# Work instructions
Each line of the material below should be reproduced exactly.

-- Exercise materials follows --

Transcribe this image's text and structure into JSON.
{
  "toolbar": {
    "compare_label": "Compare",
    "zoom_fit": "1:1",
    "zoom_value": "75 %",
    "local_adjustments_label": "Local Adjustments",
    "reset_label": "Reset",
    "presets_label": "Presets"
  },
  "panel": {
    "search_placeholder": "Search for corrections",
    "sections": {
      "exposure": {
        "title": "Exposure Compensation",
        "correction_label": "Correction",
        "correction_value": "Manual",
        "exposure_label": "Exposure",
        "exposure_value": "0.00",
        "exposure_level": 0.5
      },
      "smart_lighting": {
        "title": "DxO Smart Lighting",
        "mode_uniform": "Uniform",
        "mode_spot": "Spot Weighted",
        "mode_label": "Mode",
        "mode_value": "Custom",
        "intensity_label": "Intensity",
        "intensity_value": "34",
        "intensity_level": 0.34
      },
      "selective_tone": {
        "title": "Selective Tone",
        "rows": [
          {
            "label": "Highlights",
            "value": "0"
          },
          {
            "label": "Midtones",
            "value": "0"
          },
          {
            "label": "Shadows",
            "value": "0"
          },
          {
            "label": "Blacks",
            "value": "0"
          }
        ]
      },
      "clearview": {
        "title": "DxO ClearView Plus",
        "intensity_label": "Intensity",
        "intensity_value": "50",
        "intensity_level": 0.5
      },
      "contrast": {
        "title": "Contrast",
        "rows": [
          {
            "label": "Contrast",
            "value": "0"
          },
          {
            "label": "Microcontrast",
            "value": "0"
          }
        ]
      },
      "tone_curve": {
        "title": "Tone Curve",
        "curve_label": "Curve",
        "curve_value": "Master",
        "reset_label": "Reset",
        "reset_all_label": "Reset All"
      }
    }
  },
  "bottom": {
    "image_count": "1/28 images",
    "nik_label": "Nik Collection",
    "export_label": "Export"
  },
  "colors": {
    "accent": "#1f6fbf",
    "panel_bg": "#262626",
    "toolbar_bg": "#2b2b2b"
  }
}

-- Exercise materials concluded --

# Answer
Transcribe this image's text and structure into JSON.
{
  "toolbar": {
    "compare_label": "Compare",
    "zoom_fit": "1:1",
    "zoom_value": "75 %",
    "local_adjustments_label": "Local Adjustments",
    "reset_label": "Reset",
    "presets_label": "Presets"
  },
  "panel": {
    "search_placeholder": "Search for corrections",
    "sections": {
      "exposure": {
        "title": "Exposure Compensation",
        "correction_label": "Correction",
        "correction_value": "Manual",
        "exposure_label": "Exposure",
        "exposure_value": "0.00",
        "exposure_level": 0.5
      },
      "smart_lighting": {
        "title": "DxO Smart Lighting",
        "mode_uniform": "Uniform",
        "mode_spot": "Spot Weighted",
        "mode_label": "Mode",
        "mode_value": "Custom",
        "intensity_label": "Intensity",
        "intensity_value": "34",
        "intensity_level": 0.34
      },
      "selective_tone": {
        "title": "Selective Tone",
        "rows": [
          {
            "label": "Highlights",
            "value": "0"
          },
          {
            "label": "Midtones",
            "value": "0"
          },
          {
            "label": "Shadows",
            "value": "0"
          },
          {
            "label": "Blacks",
            "value": "0"
          }
        ]
      },
      "clearview": {
        "title": "DxO ClearView Plus",
        "intensity_label": "Intensity",
        "intensity_value": "50",
        "intensity_level": 0.5
      },
      "contrast": {
        "title": "Contrast",
        "rows": [
          {
            "label": "Contrast",
            "value": "0"
          },
          {
            "label": "Microcontrast",
            "value": "0"
          }
        ]
      },
      "tone_curve": {
        "title": "Tone Curve",
        "curve_label": "Curve",
        "curve_value": "Master",
        "reset_label": "Reset",
        "reset_all_label": "Reset All"
      }
    }
  },
  "bottom": {
    "image_count": "1/28 images",
    "nik_label": "Nik Collection",
    "export_label": "Export"
  },
  "colors": {
    "accent": "#1f6fbf",
    "panel_bg": "#262626",
    "toolbar_bg": "#2b2b2b"
  }
}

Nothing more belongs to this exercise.